Doua Thor, 38
Executive Director, White House Initiative on Asian Americans and Pacific Islanders, Department of Education
Hometown: Detroit, MI
How did you get here?
My family came to the U.S. as refugees and resettled in Detroit, Michigan when I was 2 years old. I spent most of my youth volunteering and working with refugee children. That community service led me to work at a community-based organization supporting refugee families who worked hard to build opportunities for their own children. As a direct service provider, I became aware of how institutions such as hospitals and schools were not providing adequate language services to clients. I then longed for opportunities to impact change at a larger systemic level. With support from a mentor, I went on to do an internship in Washington, DC, which changed my view of what was possible. The internship taught me that public policy could be a path to impacting systemic change. Since then I have stayed in Washington, DC for almost 15 years.
Who or what has been the greatest influence on your career?
The greatest influence in my career has been Hmong women. In particular my mother and long-time mentors KaYing Yang and Bo Thao. These women inspire and keep me grounded through their life long commitment to community service. In their own way, each has taught me to be thankful for the opportunity I have to serve and to be responsible for opening the doors for others to step up.
What do you consider your greatest accomplishment during the Obama administration?

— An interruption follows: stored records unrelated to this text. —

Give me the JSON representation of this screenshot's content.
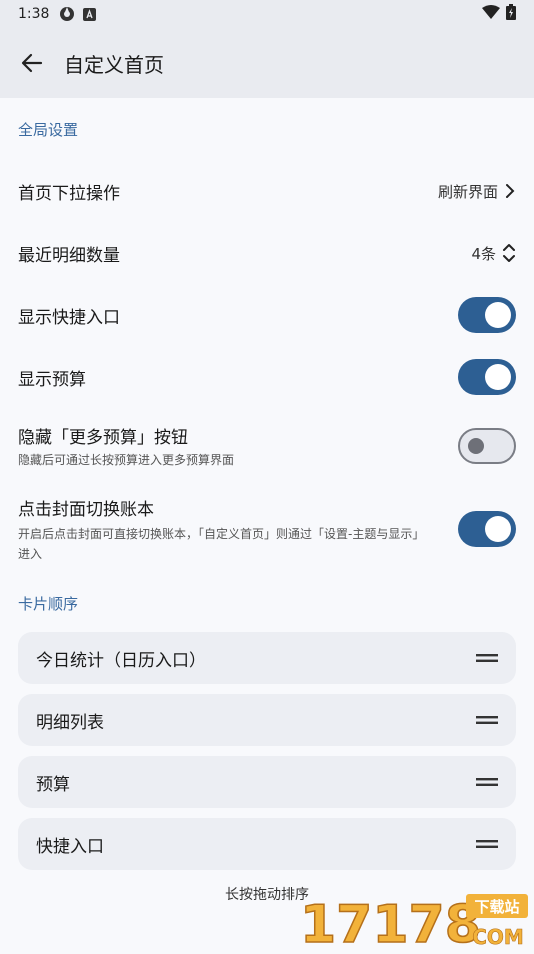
{
  "status_bar": {
    "time": "1:38"
  },
  "app_bar": {
    "title": "自定义首页"
  },
  "global_section": {
    "title": "全局设置",
    "pull_down": {
      "label": "首页下拉操作",
      "value": "刷新界面"
    },
    "recent_count": {
      "label": "最近明细数量",
      "value": "4条"
    },
    "show_shortcuts": {
      "label": "显示快捷入口",
      "enabled": true
    },
    "show_budget": {
      "label": "显示预算",
      "enabled": true
    },
    "hide_more_budget": {
      "label": "隐藏「更多预算」按钮",
      "sub": "隐藏后可通过长按预算进入更多预算界面",
      "enabled": false
    },
    "cover_switch": {
      "label": "点击封面切换账本",
      "sub": "开启后点击封面可直接切换账本，「自定义首页」则通过「设置-主题与显示」进入",
      "enabled": true
    }
  },
  "card_section": {
    "title": "卡片顺序",
    "cards": [
      {
        "label": "今日统计（日历入口）"
      },
      {
        "label": "明细列表"
      },
      {
        "label": "预算"
      },
      {
        "label": "快捷入口"
      }
    ],
    "hint": "长按拖动排序"
  },
  "watermark": {
    "text": "17178",
    "badge": "下载站",
    "domain": "COM"
  },
  "colors": {
    "accent": "#2d5f93",
    "section": "#3a6aa0"
  }
}
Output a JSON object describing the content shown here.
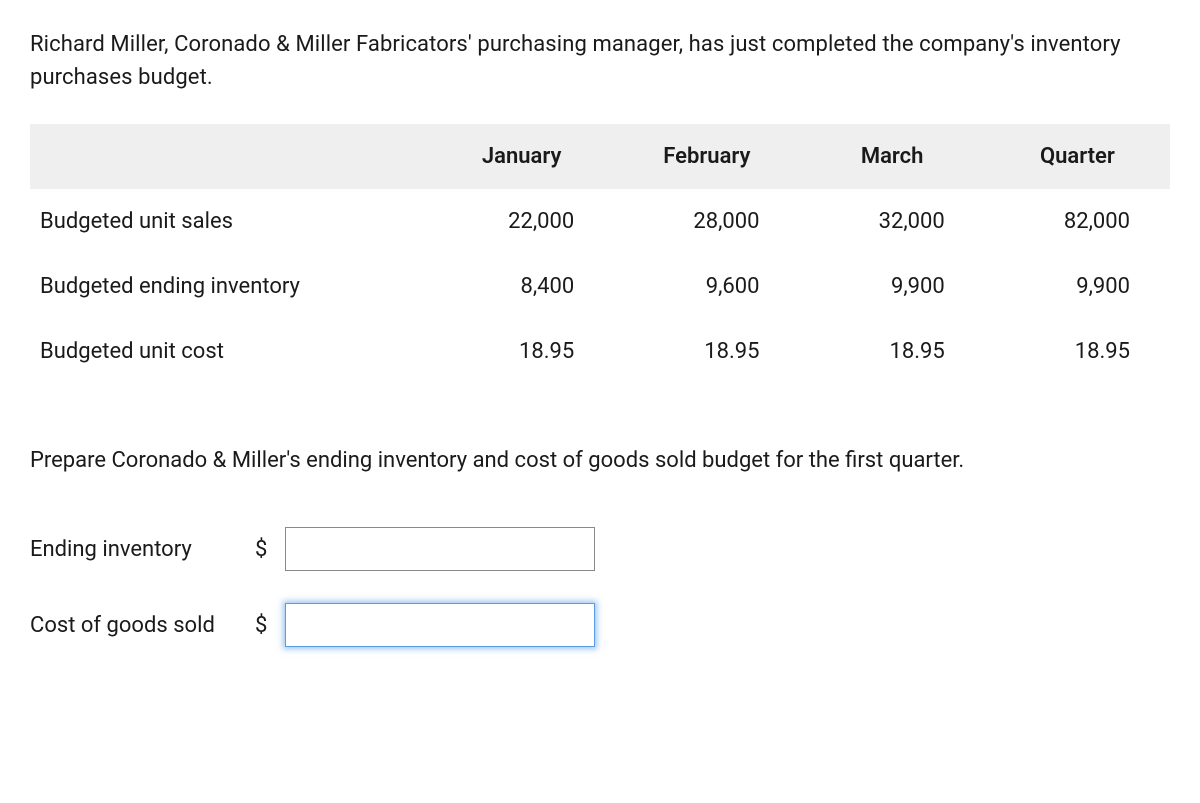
{
  "intro_text": "Richard Miller, Coronado & Miller Fabricators' purchasing manager, has just completed the company's inventory purchases budget.",
  "table": {
    "headers": [
      "",
      "January",
      "February",
      "March",
      "Quarter"
    ],
    "rows": [
      {
        "label": "Budgeted unit sales",
        "values": [
          "22,000",
          "28,000",
          "32,000",
          "82,000"
        ]
      },
      {
        "label": "Budgeted ending inventory",
        "values": [
          "8,400",
          "9,600",
          "9,900",
          "9,900"
        ]
      },
      {
        "label": "Budgeted unit cost",
        "values": [
          "18.95",
          "18.95",
          "18.95",
          "18.95"
        ]
      }
    ]
  },
  "instruction_text": "Prepare Coronado & Miller's ending inventory and cost of goods sold budget for the first quarter.",
  "answers": {
    "ending_inventory": {
      "label": "Ending inventory",
      "currency": "$",
      "value": ""
    },
    "cost_of_goods_sold": {
      "label": "Cost of goods sold",
      "currency": "$",
      "value": ""
    }
  }
}
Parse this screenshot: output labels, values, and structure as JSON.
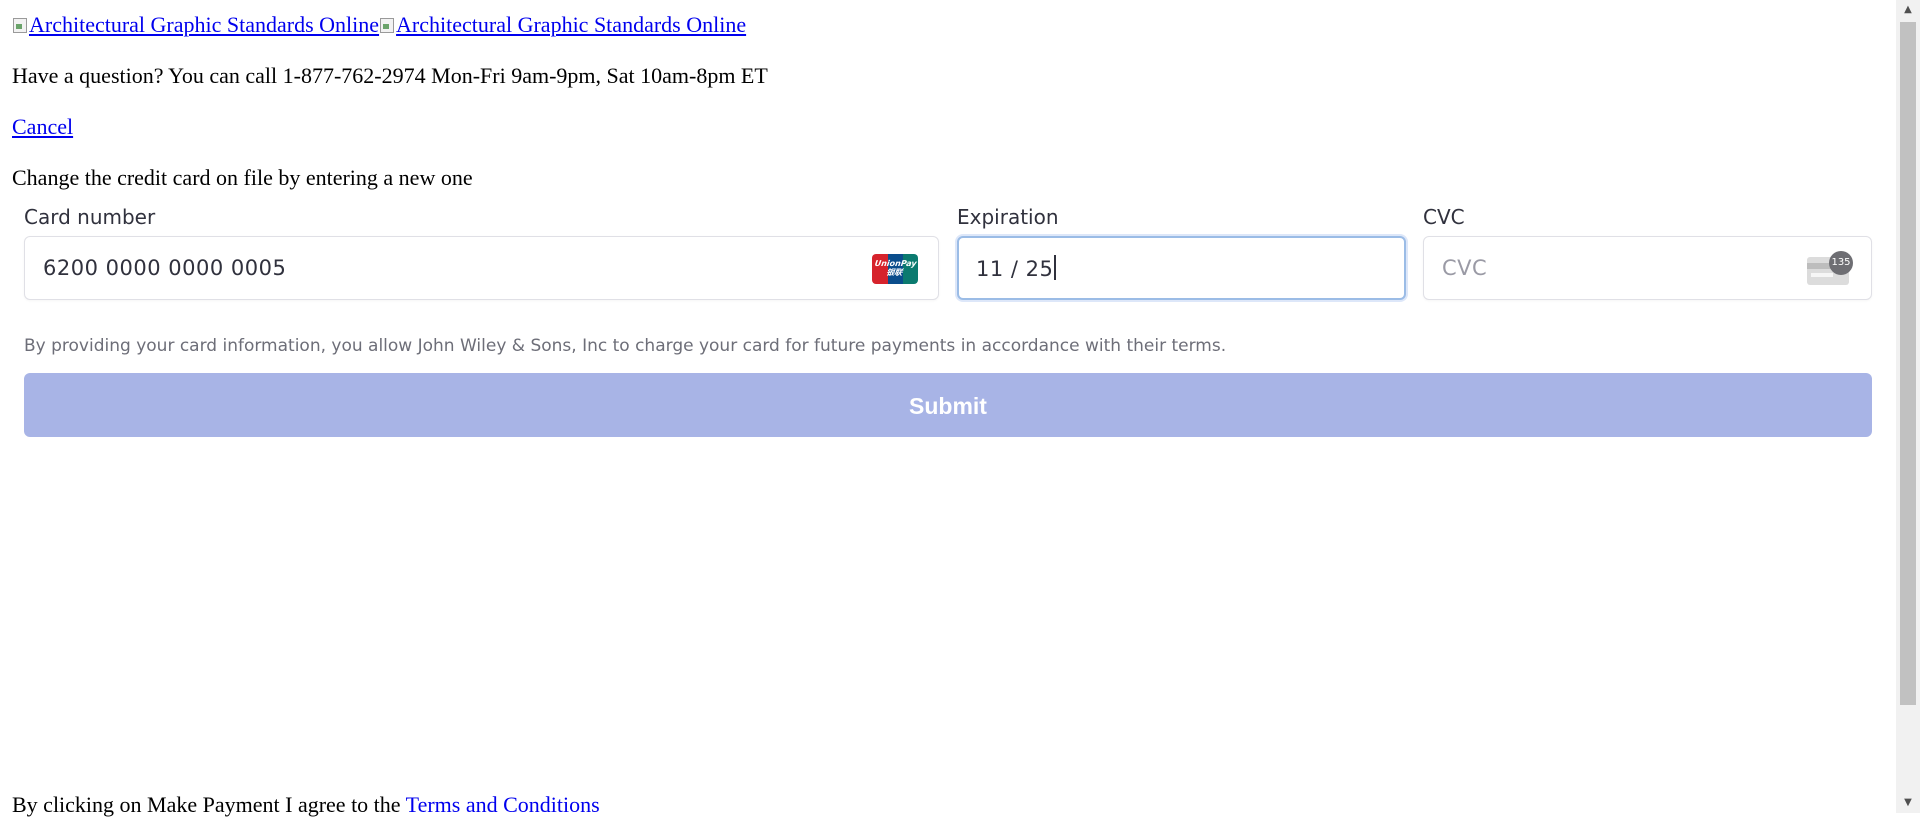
{
  "header": {
    "logo_alt_1": "Architectural Graphic Standards Online",
    "logo_alt_2": "Architectural Graphic Standards Online"
  },
  "question": "Have a question? You can call 1-877-762-2974 Mon-Fri 9am-9pm, Sat 10am-8pm ET",
  "cancel_label": "Cancel",
  "intro": "Change the credit card on file by entering a new one",
  "form": {
    "card_number": {
      "label": "Card number",
      "value": "6200 0000 0000 0005",
      "brand_icon": "unionpay-icon",
      "brand_text": "UnionPay 银联"
    },
    "expiration": {
      "label": "Expiration",
      "value": "11 / 25"
    },
    "cvc": {
      "label": "CVC",
      "placeholder": "CVC",
      "icon_badge": "135"
    },
    "authorization_note": "By providing your card information, you allow John Wiley & Sons, Inc to charge your card for future payments in accordance with their terms.",
    "submit_label": "Submit"
  },
  "footer": {
    "prefix": "By clicking on Make Payment I agree to the",
    "link": "Terms and Conditions"
  },
  "colors": {
    "link": "#0000ee",
    "submit_bg": "#a8b4e6",
    "focus_border": "#9bbce6",
    "note_text": "#6d6e78"
  },
  "scrollbar": {
    "up_arrow": "▲",
    "down_arrow": "▼"
  }
}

At the signing of the Executive Order reestablishing the White House Initiative on AAPIs in 2009, the President said, “No community should be invisible to its government.” This sentiment expresses what I’ve been able to be a part of accomplishing here in the Administration. There are so many examples of where we have been able to shed light on and tell the story of AAPI communities across the country to federal agencies and the general public. As a member of this team, I have been able to utilize our platform to build more understanding than ever in the federal government at the regional and national level about AAPI communities. For a community that has for so long been invisible, I consider this an accomplishment that will last.
Can you describe your time working for the Obama administration in 10 words?
You must do the things you think you cannot do. – Eleanor Roosevelt
Complete the sentence: “When I’m not working, I…”
When I’m not working, I spend my time with my niece Gaohli and nephew Grayson. At only 5 years old, my niece has the strength and character of the women in our family. My nephew who is 2 years old loves to laugh and give hugs. They remind me of why I do this work and of what is possible in the world.